Dataset records

:::

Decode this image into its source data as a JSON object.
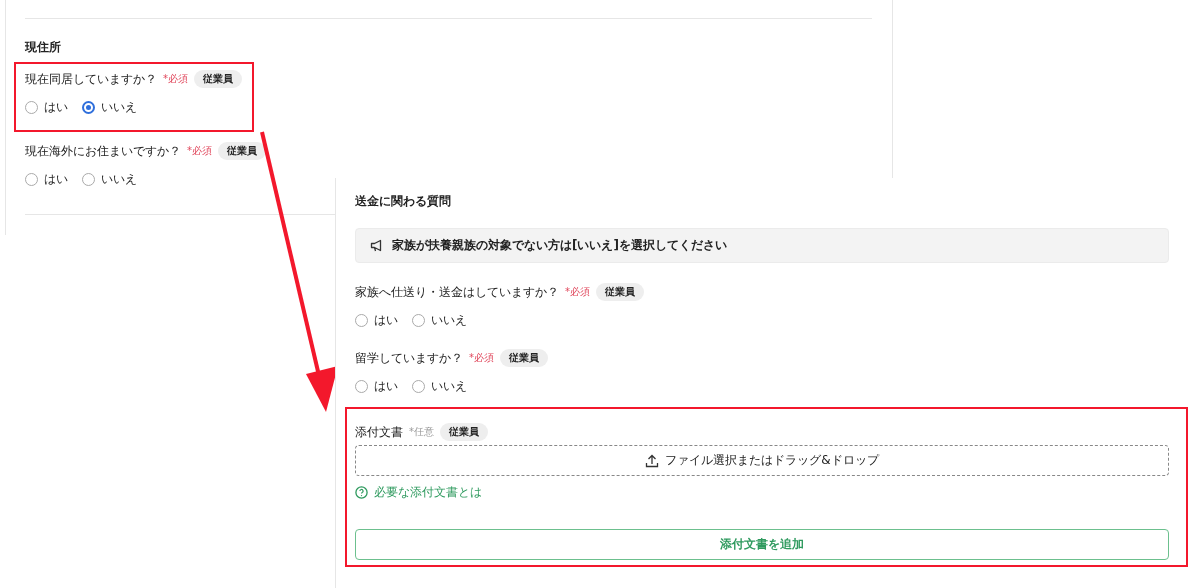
{
  "back_panel": {
    "section_title": "現住所",
    "questions": [
      {
        "label": "現在同居していますか？",
        "required_mark": "*必須",
        "tag": "従業員",
        "options": [
          {
            "label": "はい",
            "selected": false
          },
          {
            "label": "いいえ",
            "selected": true
          }
        ]
      },
      {
        "label": "現在海外にお住まいですか？",
        "required_mark": "*必須",
        "tag": "従業員",
        "options": [
          {
            "label": "はい",
            "selected": false
          },
          {
            "label": "いいえ",
            "selected": false
          }
        ]
      }
    ]
  },
  "front_panel": {
    "section_title": "送金に関わる質問",
    "notice": "家族が扶養親族の対象でない方は[いいえ]を選択してください",
    "questions": [
      {
        "label": "家族へ仕送り・送金はしていますか？",
        "required_mark": "*必須",
        "tag": "従業員",
        "options": [
          {
            "label": "はい",
            "selected": false
          },
          {
            "label": "いいえ",
            "selected": false
          }
        ]
      },
      {
        "label": "留学していますか？",
        "required_mark": "*必須",
        "tag": "従業員",
        "options": [
          {
            "label": "はい",
            "selected": false
          },
          {
            "label": "いいえ",
            "selected": false
          }
        ]
      }
    ],
    "attachment": {
      "label": "添付文書",
      "optional_mark": "*任意",
      "tag": "従業員",
      "dropzone": "ファイル選択またはドラッグ&ドロップ",
      "help_link": "必要な添付文書とは",
      "add_button": "添付文書を追加"
    }
  }
}
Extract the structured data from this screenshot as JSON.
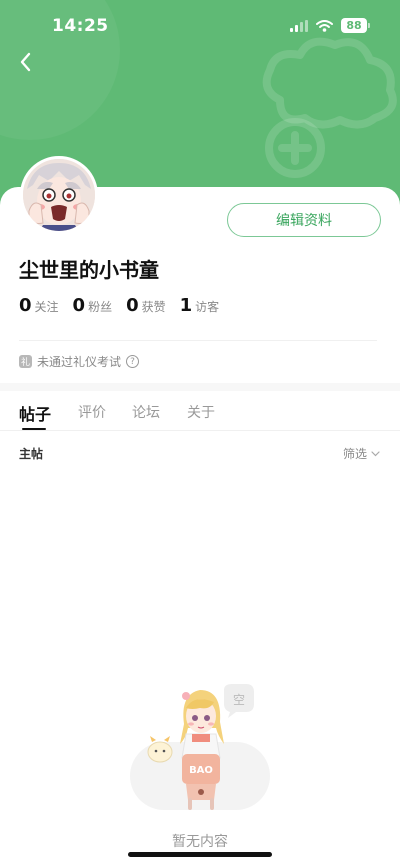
{
  "status_bar": {
    "time": "14:25",
    "battery": "88"
  },
  "profile": {
    "username": "尘世里的小书童",
    "edit_button": "编辑资料",
    "stats": [
      {
        "value": "0",
        "label": "关注"
      },
      {
        "value": "0",
        "label": "粉丝"
      },
      {
        "value": "0",
        "label": "获赞"
      },
      {
        "value": "1",
        "label": "访客"
      }
    ],
    "etiquette_badge": "礼",
    "etiquette_text": "未通过礼仪考试",
    "help_glyph": "?"
  },
  "tabs": [
    "帖子",
    "评价",
    "论坛",
    "关于"
  ],
  "active_tab": "帖子",
  "subheader": {
    "left": "主帖",
    "filter": "筛选"
  },
  "empty": {
    "bubble": "空",
    "sign": "BAO",
    "text": "暂无内容"
  },
  "colors": {
    "header_green": "#5fba75",
    "accent_green": "#3aa65e"
  }
}
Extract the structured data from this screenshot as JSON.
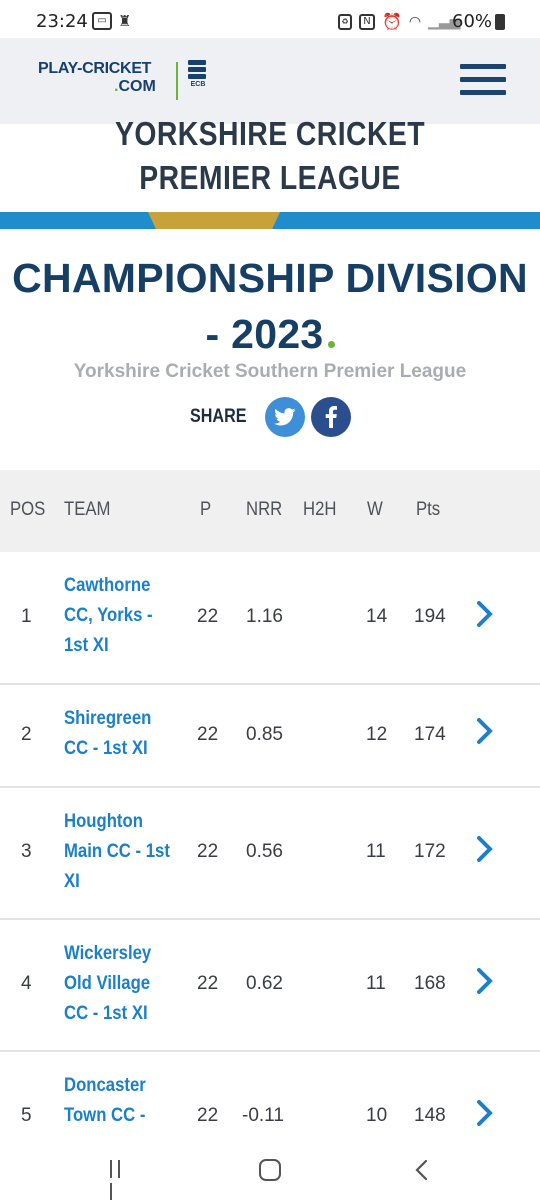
{
  "status_bar": {
    "time": "23:24",
    "battery": "60%",
    "left_icons": [
      "cast-icon",
      "notification-icon"
    ],
    "right_icons": [
      "recycle-icon",
      "nfc-icon",
      "alarm-icon",
      "wifi-icon",
      "signal-icon"
    ]
  },
  "header": {
    "logo_line1": "PLAY-CRICKET",
    "logo_line2_dot": ".",
    "logo_line2": "COM",
    "ecb_label": "ECB"
  },
  "league_title": {
    "line1": "YORKSHIRE CRICKET SOUTHERN",
    "line2": "PREMIER LEAGUE"
  },
  "division": {
    "line1": "CHAMPIONSHIP DIVISION",
    "line2": "- 2023"
  },
  "league_subtitle": "Yorkshire Cricket Southern Premier League",
  "share": {
    "label": "SHARE"
  },
  "table": {
    "columns": [
      "POS",
      "TEAM",
      "P",
      "NRR",
      "H2H",
      "W",
      "Pts"
    ],
    "rows": [
      {
        "pos": "1",
        "team_lines": [
          "Cawthorne",
          "CC, Yorks -",
          "1st XI"
        ],
        "p": "22",
        "nrr": "1.16",
        "h2h": "",
        "w": "14",
        "pts": "194"
      },
      {
        "pos": "2",
        "team_lines": [
          "Shiregreen",
          "CC - 1st XI"
        ],
        "p": "22",
        "nrr": "0.85",
        "h2h": "",
        "w": "12",
        "pts": "174"
      },
      {
        "pos": "3",
        "team_lines": [
          "Houghton",
          "Main CC - 1st",
          "XI"
        ],
        "p": "22",
        "nrr": "0.56",
        "h2h": "",
        "w": "11",
        "pts": "172"
      },
      {
        "pos": "4",
        "team_lines": [
          "Wickersley",
          "Old Village",
          "CC - 1st XI"
        ],
        "p": "22",
        "nrr": "0.62",
        "h2h": "",
        "w": "11",
        "pts": "168"
      },
      {
        "pos": "5",
        "team_lines": [
          "Doncaster",
          "Town CC -"
        ],
        "p": "22",
        "nrr": "-0.11",
        "h2h": "",
        "w": "10",
        "pts": "148"
      }
    ]
  },
  "colors": {
    "brand_navy": "#173f66",
    "link_blue": "#1b80c9",
    "stripe_blue": "#1f8ccb",
    "stripe_gold": "#c7a13a",
    "accent_green": "#6cb33e"
  }
}
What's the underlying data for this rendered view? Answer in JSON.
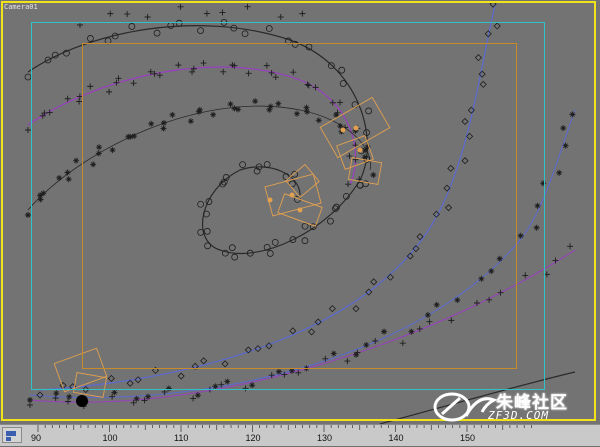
{
  "viewport": {
    "label": "Camera01",
    "colors": {
      "background": "#737373",
      "frame_border": "#f0e31a",
      "safe_frame_outer": "#2fc3c8",
      "safe_frame_inner": "#c88b2a",
      "curve_dark": "#2a2a2a",
      "curve_purple": "#9a3fc2",
      "curve_blue": "#5a6ad0",
      "bones": "#e0a050"
    }
  },
  "watermark": {
    "main_text": "朱峰社区",
    "sub_text": "ZF3D.COM"
  },
  "timeline": {
    "ticks": [
      "90",
      "100",
      "110",
      "120",
      "130",
      "140",
      "150"
    ]
  }
}
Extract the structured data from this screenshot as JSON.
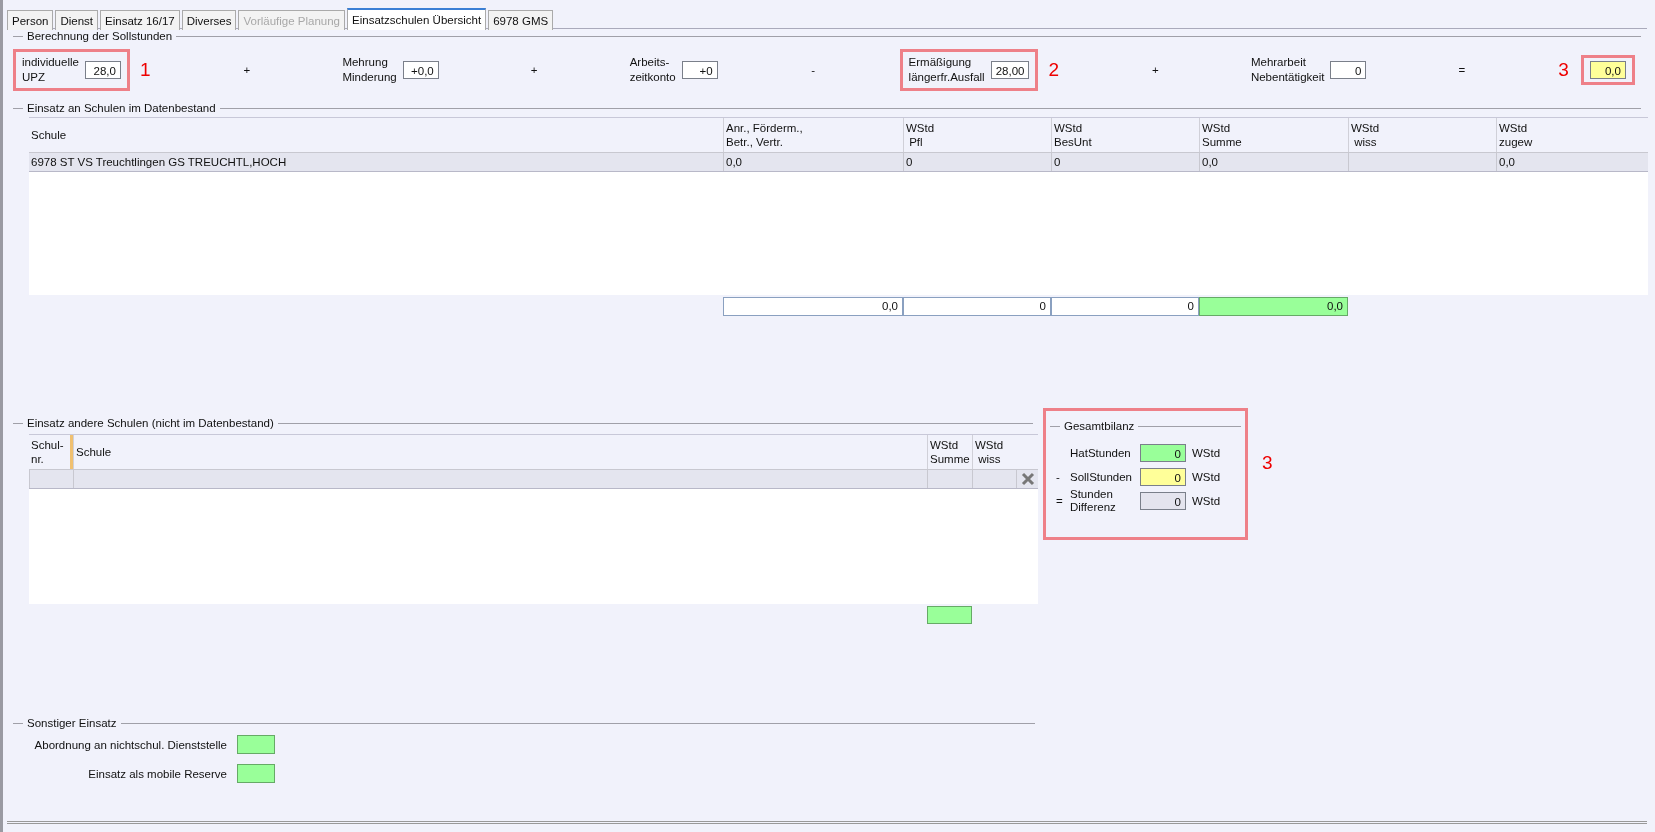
{
  "tabs": [
    {
      "label": "Person",
      "selected": false,
      "disabled": false
    },
    {
      "label": "Dienst",
      "selected": false,
      "disabled": false
    },
    {
      "label": "Einsatz 16/17",
      "selected": false,
      "disabled": false
    },
    {
      "label": "Diverses",
      "selected": false,
      "disabled": false
    },
    {
      "label": "Vorläufige Planung",
      "selected": false,
      "disabled": true
    },
    {
      "label": "Einsatzschulen Übersicht",
      "selected": true,
      "disabled": false
    },
    {
      "label": "6978 GMS",
      "selected": false,
      "disabled": false
    }
  ],
  "sollstunden": {
    "title": "Berechnung der Sollstunden",
    "terms": [
      {
        "label": "individuelle\nUPZ",
        "value": "28,0",
        "highlighted": false,
        "annotated": true,
        "marker": "1",
        "marker_before": false
      },
      {
        "operator": "+",
        "label": "Mehrung\nMinderung",
        "value": "+0,0",
        "highlighted": false,
        "annotated": false
      },
      {
        "operator": "+",
        "label": "Arbeits-\nzeitkonto",
        "value": "+0",
        "highlighted": false,
        "annotated": false
      },
      {
        "operator": "-",
        "label": "Ermäßigung\nlängerfr.Ausfall",
        "value": "28,00",
        "highlighted": false,
        "annotated": true,
        "marker": "2",
        "marker_before": false
      },
      {
        "operator": "+",
        "label": "Mehrarbeit\nNebentätigkeit",
        "value": "0",
        "highlighted": false,
        "annotated": false
      },
      {
        "operator": "=",
        "value": "0,0",
        "highlighted": true,
        "annotated": true,
        "marker": "3",
        "marker_before": true
      }
    ]
  },
  "einsatz_datenbestand": {
    "title": "Einsatz an Schulen im Datenbestand",
    "columns": [
      "Schule",
      "Anr., Förderm.,\nBetr., Vertr.",
      "WStd\n Pfl",
      "WStd\nBesUnt",
      "WStd\nSumme",
      "WStd\n wiss",
      "WStd\nzugew"
    ],
    "rows": [
      {
        "selected": true,
        "cells": [
          "6978 ST VS Treuchtlingen GS TREUCHTL,HOCH",
          "0,0",
          "0",
          "0",
          "0,0",
          null,
          "0,0"
        ]
      }
    ],
    "totals": [
      {
        "value": "0,0",
        "highlighted": false
      },
      {
        "value": "0",
        "highlighted": false
      },
      {
        "value": "0",
        "highlighted": false
      },
      {
        "value": "0,0",
        "highlighted": true
      }
    ]
  },
  "einsatz_andere": {
    "title": "Einsatz andere Schulen (nicht im Datenbestand)",
    "columns": [
      "Schul-\nnr.",
      "Schule",
      "WStd\nSumme",
      "WStd\n wiss"
    ]
  },
  "gesamtbilanz": {
    "title": "Gesamtbilanz",
    "annotated": true,
    "marker": "3",
    "rows": [
      {
        "operator": null,
        "label": "HatStunden",
        "value": "0",
        "unit": "WStd",
        "color": "#99ff99"
      },
      {
        "operator": "-",
        "label": "SollStunden",
        "value": "0",
        "unit": "WStd",
        "color": "#ffff99"
      },
      {
        "operator": "=",
        "label": "Stunden\nDifferenz",
        "value": "0",
        "unit": "WStd",
        "color": "#e4e4ee"
      }
    ]
  },
  "sonstiger": {
    "title": "Sonstiger Einsatz",
    "rows": [
      {
        "label": "Abordnung an nichtschul. Dienststelle"
      },
      {
        "label": "Einsatz als mobile Reserve"
      }
    ]
  }
}
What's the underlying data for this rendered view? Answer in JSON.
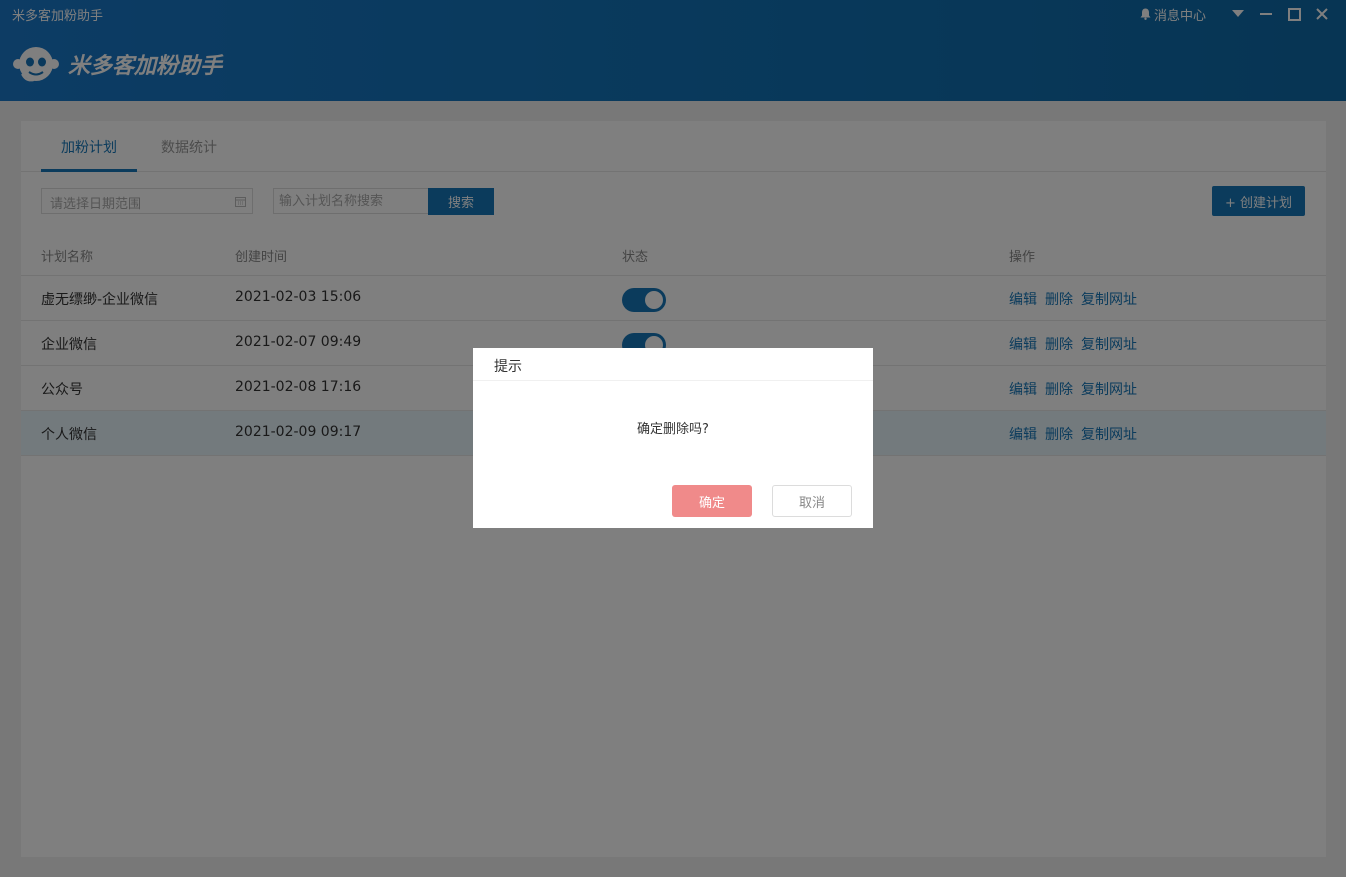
{
  "window": {
    "title": "米多客加粉助手",
    "message_center": "消息中心"
  },
  "brand": {
    "logo_text": "米多客加粉助手"
  },
  "tabs": [
    {
      "label": "加粉计划"
    },
    {
      "label": "数据统计"
    }
  ],
  "toolbar": {
    "date_placeholder": "请选择日期范围",
    "search_placeholder": "输入计划名称搜索",
    "search_label": "搜索",
    "create_label": "+ 创建计划"
  },
  "table": {
    "headers": [
      "计划名称",
      "创建时间",
      "状态",
      "操作"
    ],
    "rows": [
      {
        "name": "虚无缥缈-企业微信",
        "created": "2021-02-03 15:06",
        "enabled": true
      },
      {
        "name": "企业微信",
        "created": "2021-02-07 09:49",
        "enabled": true
      },
      {
        "name": "公众号",
        "created": "2021-02-08 17:16",
        "enabled": true
      },
      {
        "name": "个人微信",
        "created": "2021-02-09 09:17",
        "enabled": true
      }
    ],
    "actions": {
      "edit": "编辑",
      "delete": "删除",
      "copy": "复制网址"
    }
  },
  "dialog": {
    "title": "提示",
    "message": "确定删除吗?",
    "ok_label": "确定",
    "cancel_label": "取消"
  },
  "colors": {
    "primary": "#1677b9",
    "danger_soft": "#f08a8a"
  }
}
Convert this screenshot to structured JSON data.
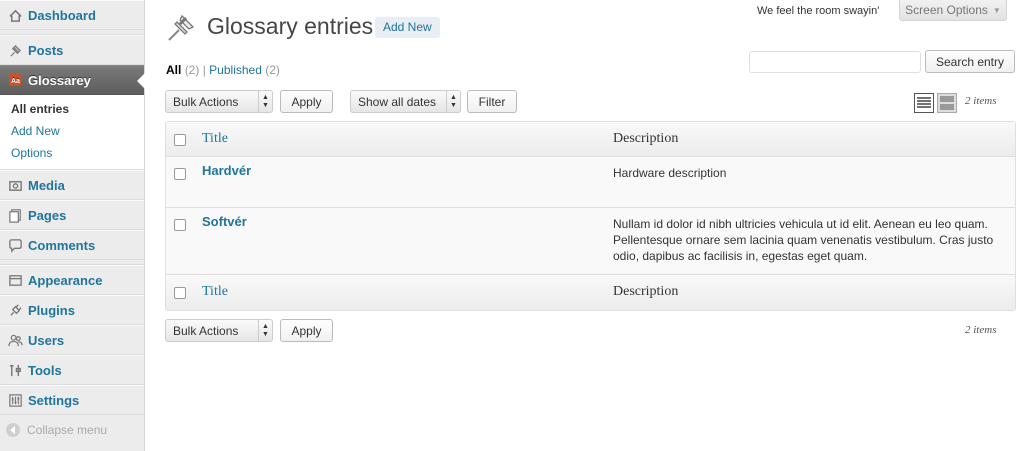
{
  "sidebar": {
    "items": [
      {
        "label": "Dashboard",
        "icon": "dashboard-icon"
      },
      {
        "label": "Posts",
        "icon": "pushpin-icon"
      },
      {
        "label": "Glossarey",
        "icon": "glossary-icon"
      },
      {
        "label": "Media",
        "icon": "media-icon"
      },
      {
        "label": "Pages",
        "icon": "pages-icon"
      },
      {
        "label": "Comments",
        "icon": "comment-icon"
      },
      {
        "label": "Appearance",
        "icon": "appearance-icon"
      },
      {
        "label": "Plugins",
        "icon": "plugin-icon"
      },
      {
        "label": "Users",
        "icon": "users-icon"
      },
      {
        "label": "Tools",
        "icon": "tools-icon"
      },
      {
        "label": "Settings",
        "icon": "settings-icon"
      }
    ],
    "submenu": [
      "All entries",
      "Add New",
      "Options"
    ],
    "collapse_label": "Collapse menu"
  },
  "header": {
    "tagline": "We feel the room swayin'",
    "screen_options": "Screen Options"
  },
  "page": {
    "title": "Glossary entries",
    "add_new": "Add New"
  },
  "views": {
    "all_label": "All",
    "all_count": "(2)",
    "separator": "|",
    "published_label": "Published",
    "published_count": "(2)"
  },
  "search": {
    "value": "",
    "button": "Search entry"
  },
  "tablenav_top": {
    "bulk_actions": "Bulk Actions",
    "apply": "Apply",
    "dates": "Show all dates",
    "filter": "Filter",
    "items": "2 items"
  },
  "tablenav_bottom": {
    "bulk_actions": "Bulk Actions",
    "apply": "Apply",
    "items": "2 items"
  },
  "table": {
    "columns": [
      "Title",
      "Description"
    ],
    "rows": [
      {
        "title": "Hardvér",
        "description": "Hardware description"
      },
      {
        "title": "Softvér",
        "description": "Nullam id dolor id nibh ultricies vehicula ut id elit. Aenean eu leo quam. Pellentesque ornare sem lacinia quam venenatis vestibulum. Cras justo odio, dapibus ac facilisis in, egestas eget quam."
      }
    ]
  },
  "colors": {
    "link": "#21759b",
    "sidebar_current": "#6d6d6d"
  }
}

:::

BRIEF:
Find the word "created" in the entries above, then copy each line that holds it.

WRITTEN SOLUTION:
        "created": "2021-02-03 15:06",
        "created": "2021-02-07 09:49",
        "created": "2021-02-08 17:16",
        "created": "2021-02-09 09:17",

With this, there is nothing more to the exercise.